Enter the ride and it only gets better – you’re instantly immersed in Andy’s room where queues are fenced with building blocks, crayons, dominos and cards. Snakes and Ladders boards adorn the floor and games of Twister, an Etch A Sketch and View-Master discs line the walls. The interactive arcade-style ride doesn’t disappoint either! The combined experience is beyond nostalgic, with each ride uncovering things you missed the time before.
A trip through Epcot is bound to leave you speechless. I was lucky enough to visit during the Epcot International Food & Wine Festival, which took the magic to a whole new level. The World Showcase expands exponentially, gaining some 19 stalls to compliment the 11 full-time ‘countries’ – all dedicated to serving food and drink from each destination. One of the most interesting details about the World Showcase is that the people who work within each stall are from that country, specially employed to add to the park's authenticity and diversity.
The numerous nods to architectural details from all over the world here are carefully executed. Some of the finest work can be seen in the bouquinistes that line the water in ‘France’ as they do the Seine in Paris. Then there's the iconic light fixtures and coloured tiles that bring Piazza San Marco to life within ‘Italy’, or the iconic landscaping that is synonymous with Japan.

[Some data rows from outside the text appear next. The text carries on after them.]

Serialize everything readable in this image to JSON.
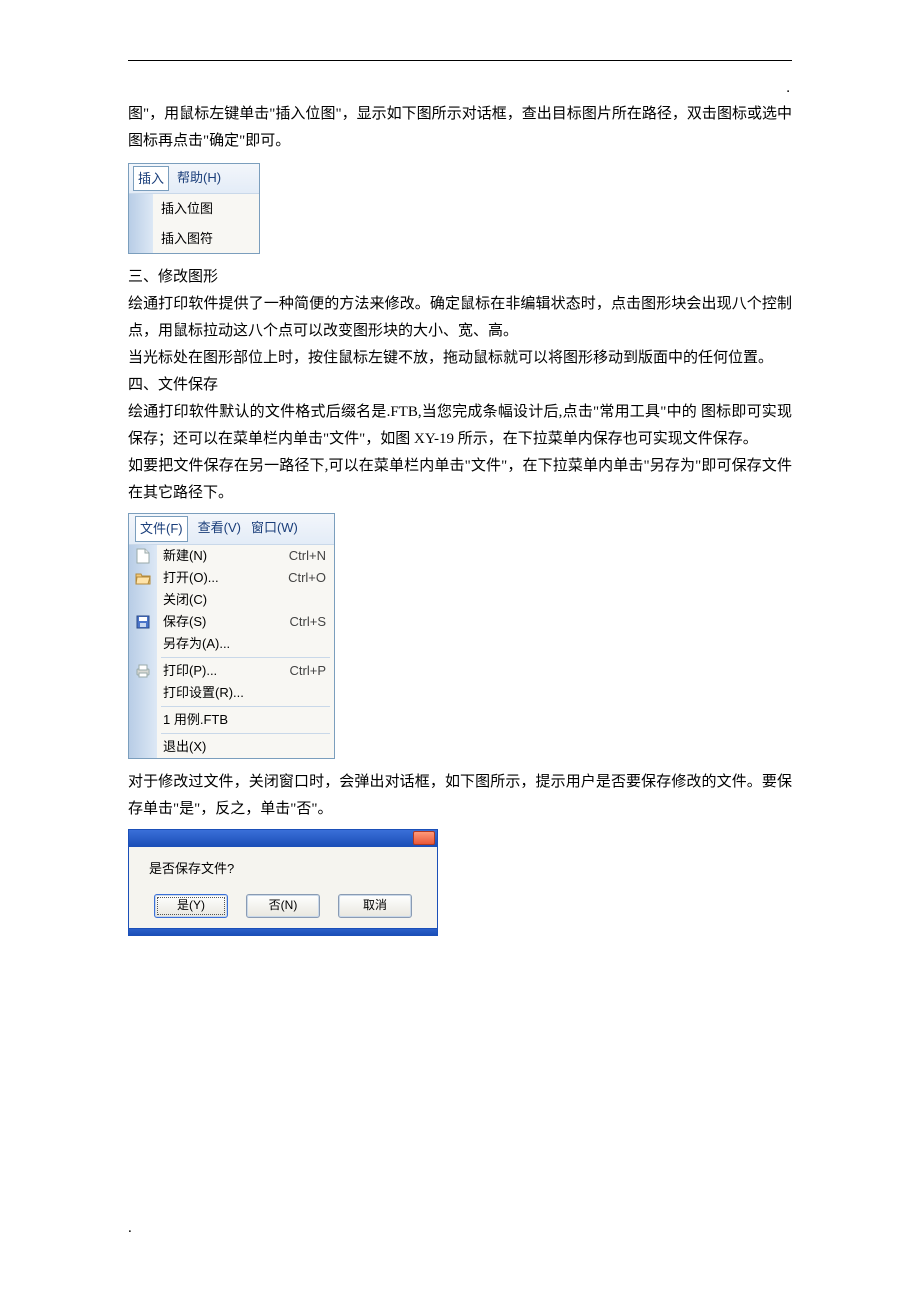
{
  "text": {
    "p1": "图\"，用鼠标左键单击\"插入位图\"，显示如下图所示对话框，查出目标图片所在路径，双击图标或选中图标再点击\"确定\"即可。",
    "h3": "三、修改图形",
    "p2": "绘通打印软件提供了一种简便的方法来修改。确定鼠标在非编辑状态时，点击图形块会出现八个控制点，用鼠标拉动这八个点可以改变图形块的大小、宽、高。",
    "p3": "当光标处在图形部位上时，按住鼠标左键不放，拖动鼠标就可以将图形移动到版面中的任何位置。",
    "h4": "四、文件保存",
    "p4": "绘通打印软件默认的文件格式后缀名是.FTB,当您完成条幅设计后,点击\"常用工具\"中的 图标即可实现保存；还可以在菜单栏内单击\"文件\"，如图 XY-19 所示，在下拉菜单内保存也可实现文件保存。",
    "p5": "如要把文件保存在另一路径下,可以在菜单栏内单击\"文件\"，在下拉菜单内单击\"另存为\"即可保存文件在其它路径下。",
    "p6": "对于修改过文件，关闭窗口时，会弹出对话框，如下图所示，提示用户是否要保存修改的文件。要保存单击\"是\"，反之，单击\"否\"。"
  },
  "insert_menu": {
    "title_insert": "插入",
    "title_help": "帮助(H)",
    "items": [
      "插入位图",
      "插入图符"
    ]
  },
  "file_menu": {
    "header": {
      "file": "文件(F)",
      "view": "查看(V)",
      "window": "窗口(W)"
    },
    "items": [
      {
        "icon": "new",
        "label": "新建(N)",
        "shortcut": "Ctrl+N"
      },
      {
        "icon": "open",
        "label": "打开(O)...",
        "shortcut": "Ctrl+O"
      },
      {
        "icon": "",
        "label": "关闭(C)",
        "shortcut": ""
      },
      {
        "icon": "save",
        "label": "保存(S)",
        "shortcut": "Ctrl+S"
      },
      {
        "icon": "",
        "label": "另存为(A)...",
        "shortcut": ""
      },
      {
        "sep": true
      },
      {
        "icon": "print",
        "label": "打印(P)...",
        "shortcut": "Ctrl+P"
      },
      {
        "icon": "",
        "label": "打印设置(R)...",
        "shortcut": ""
      },
      {
        "sep": true
      },
      {
        "icon": "",
        "label": "1 用例.FTB",
        "shortcut": ""
      },
      {
        "sep": true
      },
      {
        "icon": "",
        "label": "退出(X)",
        "shortcut": ""
      }
    ]
  },
  "save_dialog": {
    "message": "是否保存文件?",
    "buttons": {
      "yes": "是(Y)",
      "no": "否(N)",
      "cancel": "取消"
    }
  },
  "decor": {
    "dot": "."
  }
}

The World Showcase is a match made in heaven for keen travellers; hints of nostalgia for places you have visited hit you at every turn. As a designer in the travel industry I’ve seen my fair share of iconic shots, and spotting details that you perceive to be authentic and well-executed is great fun.

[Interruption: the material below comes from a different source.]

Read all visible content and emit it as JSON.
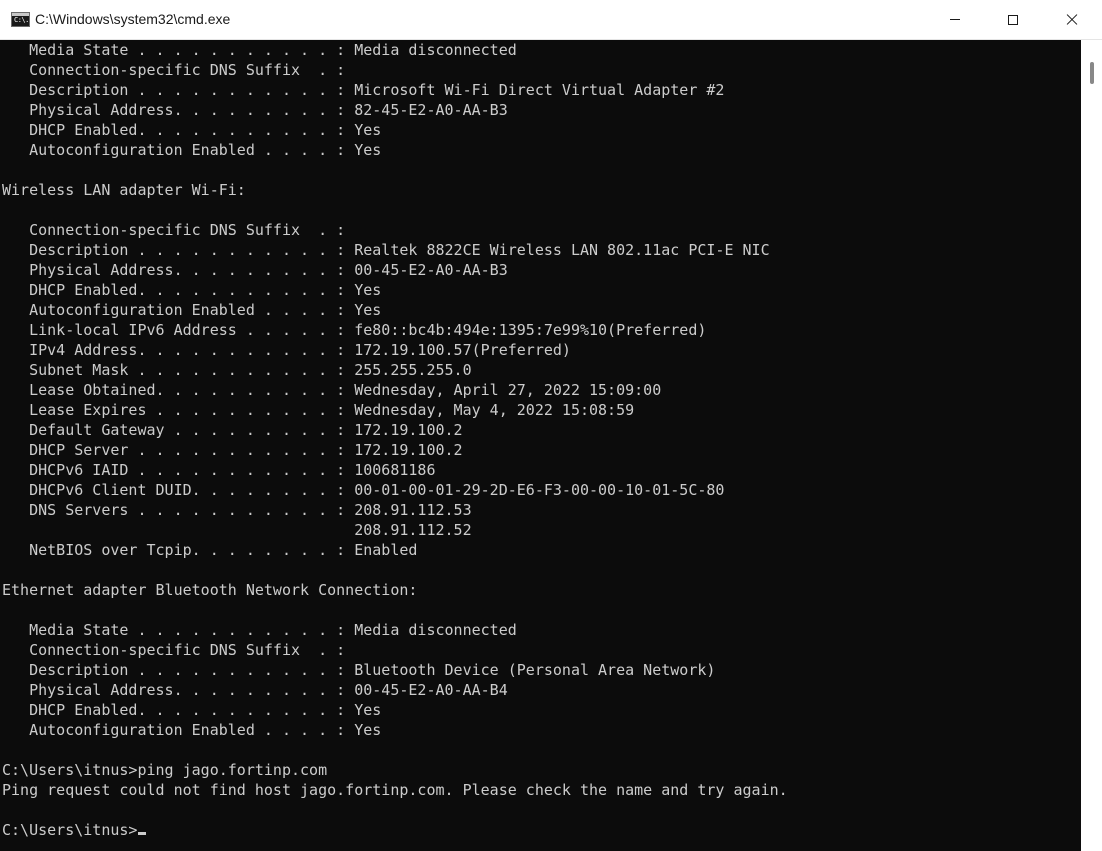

An unexpected and lesser-known place that exemplifies this commitment to detail is one of the two water parks onsite, Disney’s Blizzard Beach. With epic storytelling again at play here, the waterpark is said to have been a one-time ski resort, but the snow melted, the slopes were turned to slides and the chalets transformed into beach huts. Little things like the deck-chair ski-lift, the hastily ‘renamed’ stores, and the iceberg obstacle course all add to the instant charm and seriously creative thinking seen throughout the park.
Last, but of course not least, is the wonderful Magic Kingdom Park. With several lands it’s hard to even scratch the surface of the decades of details put into what is undoubtedly the most beloved park of all. The amount of attention put into the Imaginative treatments in order to achieve a sense of grand scale are fascinating. The centrepiece of the park – Cinderella Castle – has bricks that get smaller and smaller as they go up. The Beast's castle, which is home to the ever-popular Be Our Guest Restaurant, is in fact no more than a few metres high, but perched perfectly atop its rocky mountain looks as though it's an impressive structure far in the distance. In Main Street, U.S.A. the buildings are designed to look three stories tall, but with each level smaller than the last they are actually only two.

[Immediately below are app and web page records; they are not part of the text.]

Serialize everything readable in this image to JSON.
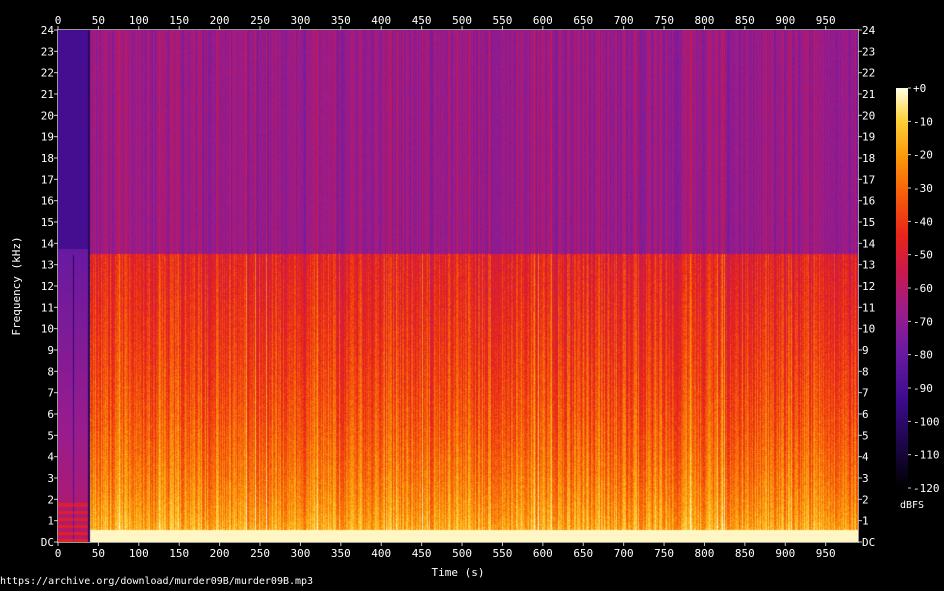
{
  "source_url": "https://archive.org/download/murder09B/murder09B.mp3",
  "chart_data": {
    "type": "heatmap",
    "xlabel": "Time (s)",
    "ylabel": "Frequency (kHz)",
    "xlim": [
      0,
      990
    ],
    "ylim": [
      0,
      24
    ],
    "x_ticks": [
      "0",
      "50",
      "100",
      "150",
      "200",
      "250",
      "300",
      "350",
      "400",
      "450",
      "500",
      "550",
      "600",
      "650",
      "700",
      "750",
      "800",
      "850",
      "900",
      "950"
    ],
    "y_ticks": [
      "DC",
      "1",
      "2",
      "3",
      "4",
      "5",
      "6",
      "7",
      "8",
      "9",
      "10",
      "11",
      "12",
      "13",
      "14",
      "15",
      "16",
      "17",
      "18",
      "19",
      "20",
      "21",
      "22",
      "23",
      "24"
    ],
    "lowpass_cutoff_khz": 13.5,
    "colorbar": {
      "label": "dBFS",
      "range": [
        -120,
        0
      ],
      "ticks": [
        "+0",
        "-10",
        "-20",
        "-30",
        "-40",
        "-50",
        "-60",
        "-70",
        "-80",
        "-90",
        "-100",
        "-110",
        "-120"
      ],
      "colors": [
        "#000000",
        "#1a0642",
        "#3c0b8c",
        "#6a1aa0",
        "#9a1c8c",
        "#c8194e",
        "#e8241a",
        "#f65a0a",
        "#fb9a0a",
        "#fdd23a",
        "#ffffe6"
      ]
    }
  }
}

Perhaps what's most impressive is the imperceptible but definite shift that occurs when leaving one land for another. Without really seeing it, aesthetics change. Plants become futuristic and sculptural in Tomorrowland, or tropical and wild in Adventureland; light fittings go from diving helmet-inspired creations fastened with rope in Ariel's Grotto, to medieval lanterns in Fantasyland. Architecture transforms from quintessential American timber-clad buildings in Liberty Square to wild-west saloon bars in Frontierland.
It’s hard to summarise the fastidious craftsmanship behind such a huge legacy of work – Disney prides itself on ingenuity and ‘Imagineering’. But if one thing is certain, it is in each and every one of these details that Walt Disney World Resort lives up to the words declared on the park gates. It truly is the place ‘Where Dreams Come True’.
All images: Emma Russell